$76 million increase in ‘internal debt’
The faculty union at Rutgers University has sued the taxpayer-funded institution for failing to provide details on its subsidies to the school’s athletic department.
The American Association of University Professors-American Federation of Teachers chapter at Rutgers filed the lawsuit on July 17 in a New Jersey court, seeking to compel the university to respond to Open Public Records Act requests.
The union says it has been trying to acquire documents related to loans and debt taken out by the university. In addition to the $20 million to $40 million in student fees that fund the athletic department, Rutgers also had “a whopping $76 million increase this past year in what the university mysteriously categorizes as the athletic program’s ‘internal debt,’” according to a press release on the lawsuit.
The union, which represents faculty, teaching assistants and other staff members, first made five separate requests to Rutgers’ custodian of records in May, according to the lawsuit.
Those requests were denied in June. (The lawsuit as originally filed mistakenly says the requests were filed in May 2019 and the requests were denied in June 2019.)
Requests include information on any loans from the Big Ten Conference, financial information provided to the NCAA and Department of Education, and any promissory notes or documents related to debt taken out by Rutgers for the athletic department.
“The [athletics] program remains in an annual deficit of tens of millions of dollars,” the suit claims:
For decades, University administrators promised that profitability for Rutgers athletics was just around the proverbial corner. The more charitable and innocent explanation of these statements is that they were simply incorrect fiscal prognostications. But more sinister explanations are also plausible.
Rutgers denied almost all of the union’s requests, either claiming each was too broad or was not open to disclosure because the requests were “advisory, consultative, and deliberative,” the suit alleges.
One denial, for example, said the union had made a “blanket request for a class of various documents” rather than the statutorily required “specific identifiable documents.” It’s not the custodian’s job to “sift through … vast files” looking for “potentially responsive records,” the university responded.
Athletic department plans new facilities
The university’s athletic department has been floating new facility plans, including a $150 million plan to build and upgrade new facilities for the university’s football team, NJ.com reported in December.
A January report said that the university had spent a record amount of money in the 2018-2019 school year on its athletic department, totaling $103 million. That included a $45 million shortfall.
In March, the athletic department also hired a sports facility consulting firm to advise it on future facility upgrades.
A summary of the athletic department debt lists $78 million in external debt and $121 million in internal debt as of January 2020, according to documentation attached to the lawsuit.
The university declared a “fiscal emergency” last month, which included freezing scheduled pay raises and laying off staff.
The university “shouldn’t be fighting OPRA requests to keep information secret, Andrew Goldstone, chair of the union’s budget committee, said in the press release. “This suit is about a basic principle of openness in public university governance.”
Chapter President Todd Wolfson said:
Rutgers Athletics has been a financial black hole for a long time, but in the past year, the university transferred more than $100 million in all to the athletic program, and they don’t want to say why or where the money came from.

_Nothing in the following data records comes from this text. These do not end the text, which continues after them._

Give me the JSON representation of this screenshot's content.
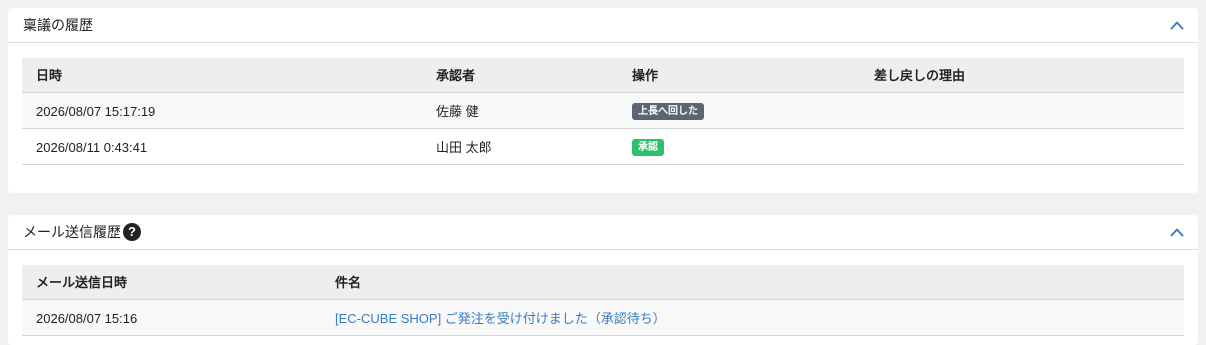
{
  "approval_history": {
    "title": "稟議の履歴",
    "columns": [
      "日時",
      "承認者",
      "操作",
      "差し戻しの理由"
    ],
    "rows": [
      {
        "datetime": "2026/08/07 15:17:19",
        "approver": "佐藤 健",
        "action": "上長へ回した",
        "action_color": "#5c6670",
        "reason": ""
      },
      {
        "datetime": "2026/08/11 0:43:41",
        "approver": "山田 太郎",
        "action": "承認",
        "action_color": "#2ebf6f",
        "reason": ""
      }
    ]
  },
  "mail_history": {
    "title": "メール送信履歴",
    "help_icon": "?",
    "columns": [
      "メール送信日時",
      "件名"
    ],
    "rows": [
      {
        "datetime": "2026/08/07 15:16",
        "subject": "[EC-CUBE SHOP] ご発注を受け付けました（承認待ち）"
      }
    ]
  },
  "colors": {
    "accent": "#3a7dc2",
    "badge_gray": "#5c6670",
    "badge_green": "#2ebf6f"
  }
}
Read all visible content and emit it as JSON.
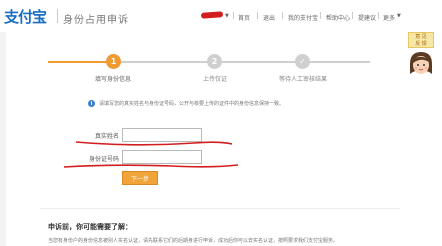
{
  "header": {
    "logo_text": "支付宝",
    "page_title": "身份占用申诉",
    "nav": {
      "account_caret": "▼",
      "items": [
        {
          "label": "首页"
        },
        {
          "label": "退出"
        },
        {
          "label": "我的支付宝"
        },
        {
          "label": "帮助中心"
        },
        {
          "label": "提建议"
        },
        {
          "label": "更多"
        }
      ]
    }
  },
  "steps": [
    {
      "number": "1",
      "label": "填写身份信息",
      "state": "active"
    },
    {
      "number": "2",
      "label": "上传仅证",
      "state": "pending"
    },
    {
      "number": "✓",
      "label": "等待人工审核结果",
      "state": "pending"
    }
  ],
  "colors": {
    "step_active": "#f09a32",
    "step_inactive": "#cfcfcf",
    "button": "#f0a43a",
    "brand": "#1a6fc4",
    "annotation": "#d21e1e"
  },
  "side_widget": {
    "tag_lines": [
      "意 见",
      "反 馈"
    ],
    "icon": "support-avatar-icon"
  },
  "info": {
    "icon": "info-icon",
    "text": "请填写您的真实姓名与身份证号码，公开与核要上传的证件中的身份信息保持一致。"
  },
  "form": {
    "name_label": "真实姓名",
    "name_value": "",
    "id_label": "身份证号码",
    "id_value": "",
    "next_button": "下一步"
  },
  "bottom": {
    "title": "申诉前，你可能需要了解：",
    "text": "当您有身份户的身份信息被别人实名认证，请先联系它们的后期身进行申诉，成功后你可以去实名认证，按照要求我们支付宝服务。"
  }
}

It’s time to come clean so people can decide if the steep price for athletics is worth paying.
Neither Wolfson nor Goldstone responded to requests for comment on the lawsuit and if the union has previously had trouble acquiring documents from Rutgers.
Flavio Komuves, one of the attorneys representing the union, declined to comment to The College Fix except to clarify the timeline for the records requested.
Rutgers did not respond to multiple requests for comment on the lawsuit and whether the union ever refiled its requests to narrow them in scope and meet the requirements from the school’s custodian of records.